*Data excerpts*:
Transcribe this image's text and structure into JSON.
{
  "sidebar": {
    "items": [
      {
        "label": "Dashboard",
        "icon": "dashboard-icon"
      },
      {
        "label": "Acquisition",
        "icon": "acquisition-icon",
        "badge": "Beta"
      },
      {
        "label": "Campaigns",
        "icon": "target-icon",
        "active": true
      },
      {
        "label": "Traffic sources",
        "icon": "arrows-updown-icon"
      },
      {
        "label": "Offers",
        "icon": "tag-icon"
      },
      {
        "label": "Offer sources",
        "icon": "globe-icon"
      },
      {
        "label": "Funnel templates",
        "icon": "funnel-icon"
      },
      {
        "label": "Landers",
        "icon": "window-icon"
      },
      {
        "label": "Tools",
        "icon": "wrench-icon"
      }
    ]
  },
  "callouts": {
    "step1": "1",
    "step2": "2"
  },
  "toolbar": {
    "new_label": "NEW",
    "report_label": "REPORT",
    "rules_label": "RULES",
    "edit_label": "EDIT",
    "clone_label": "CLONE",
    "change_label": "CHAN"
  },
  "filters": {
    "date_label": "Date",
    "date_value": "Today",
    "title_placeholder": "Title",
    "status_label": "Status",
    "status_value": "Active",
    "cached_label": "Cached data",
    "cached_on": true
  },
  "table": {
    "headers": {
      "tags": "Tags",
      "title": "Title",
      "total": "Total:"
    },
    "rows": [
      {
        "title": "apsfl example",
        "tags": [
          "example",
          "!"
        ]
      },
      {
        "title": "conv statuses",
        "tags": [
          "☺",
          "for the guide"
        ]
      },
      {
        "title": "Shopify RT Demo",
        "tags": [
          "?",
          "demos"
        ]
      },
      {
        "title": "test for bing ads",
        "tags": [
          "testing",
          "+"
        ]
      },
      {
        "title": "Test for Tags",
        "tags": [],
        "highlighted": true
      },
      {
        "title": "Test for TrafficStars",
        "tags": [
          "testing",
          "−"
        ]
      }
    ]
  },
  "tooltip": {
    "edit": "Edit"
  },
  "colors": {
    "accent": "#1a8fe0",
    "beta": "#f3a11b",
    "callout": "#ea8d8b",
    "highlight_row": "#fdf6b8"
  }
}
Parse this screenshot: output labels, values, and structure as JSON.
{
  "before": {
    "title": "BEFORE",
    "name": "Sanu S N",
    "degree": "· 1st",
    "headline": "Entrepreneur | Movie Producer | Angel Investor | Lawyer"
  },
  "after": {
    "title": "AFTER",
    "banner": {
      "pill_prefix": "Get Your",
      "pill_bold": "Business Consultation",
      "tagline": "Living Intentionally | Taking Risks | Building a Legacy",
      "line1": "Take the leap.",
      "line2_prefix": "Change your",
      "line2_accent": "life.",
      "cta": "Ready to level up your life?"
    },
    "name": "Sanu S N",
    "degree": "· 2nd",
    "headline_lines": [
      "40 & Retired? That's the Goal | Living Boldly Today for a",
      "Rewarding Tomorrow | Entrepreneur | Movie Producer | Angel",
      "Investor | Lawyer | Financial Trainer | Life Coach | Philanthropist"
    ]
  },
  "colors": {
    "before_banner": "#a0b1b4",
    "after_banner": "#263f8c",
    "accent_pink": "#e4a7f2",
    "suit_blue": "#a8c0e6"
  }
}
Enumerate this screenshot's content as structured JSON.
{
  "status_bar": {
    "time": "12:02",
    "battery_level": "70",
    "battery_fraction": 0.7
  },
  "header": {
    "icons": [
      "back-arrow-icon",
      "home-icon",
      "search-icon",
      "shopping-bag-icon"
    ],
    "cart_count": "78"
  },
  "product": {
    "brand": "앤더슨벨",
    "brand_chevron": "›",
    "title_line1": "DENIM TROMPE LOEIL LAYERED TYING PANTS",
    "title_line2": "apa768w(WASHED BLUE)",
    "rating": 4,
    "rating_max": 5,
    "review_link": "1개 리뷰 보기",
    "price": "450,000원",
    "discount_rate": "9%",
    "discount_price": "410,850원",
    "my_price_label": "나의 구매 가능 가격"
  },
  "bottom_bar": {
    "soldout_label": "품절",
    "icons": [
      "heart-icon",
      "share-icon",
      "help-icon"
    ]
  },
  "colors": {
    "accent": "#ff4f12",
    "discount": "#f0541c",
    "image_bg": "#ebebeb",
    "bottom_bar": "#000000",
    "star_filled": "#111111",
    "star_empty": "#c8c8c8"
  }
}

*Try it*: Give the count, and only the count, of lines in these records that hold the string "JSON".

*Task answer*: 3